Research Article

Effects of Long Distance Transportation on Honey Bee Physiology

1Department of Entomology, Michigan State University, East Lansing, MI 48824, USA
2Department of Laboratory Animal Science, Nanchang University, Nanchang, Jiangxi 330006, China
3Bee Research Laboratory, USDA Agricultural Research Service, Beltsville, MD 20705, USA

Received 4 April 2012; Accepted 24 May 2012

Academic Editor: Tugrul Giray

Copyright © 2012 Kiheung Ahn et al. This is an open access article distributed under the Creative Commons Attribution License, which permits unrestricted use, distribution, and reproduction in any medium, provided the original work is properly cited.
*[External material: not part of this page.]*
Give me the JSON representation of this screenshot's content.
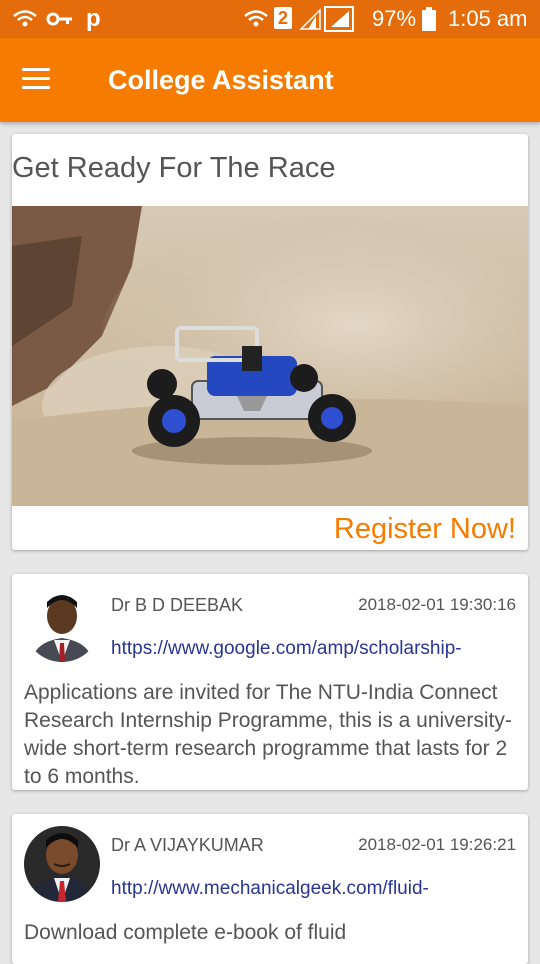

Despite the requirement of long distance transportation of honey bees used for pollination, we understand little how transportation affects honey bees. Three trials in three different states (CA, GA, and MI) were conducted to study the effects of long distance transportation on honey bee physiology. Newly emerged bees from one colony were split into two groups and introduced into a transported (T) colony or a stationary (S) colony in each trial. Volumes of hypopharyngeal gland acini in T colonies were significantly smaller than S colonies in all three trials. There were no significant differences between S and T colonies in juvenile hormone titers. Protein content in head showed no significant differences between S and T either in 7-day-old or 17-day-old bees of MI trial, but GA trial showed a significant reduction in bees experiencing transportation. Protein content in thorax was only measured in GA trial and was not significantly different between the two groups. Lipid content in abdomen was not significantly different between the S and T colonies in all three trials. This study suggests that bees experiencing transportation have trouble fully developing their food glands and this might affect their ability to nurse the next generation of workers.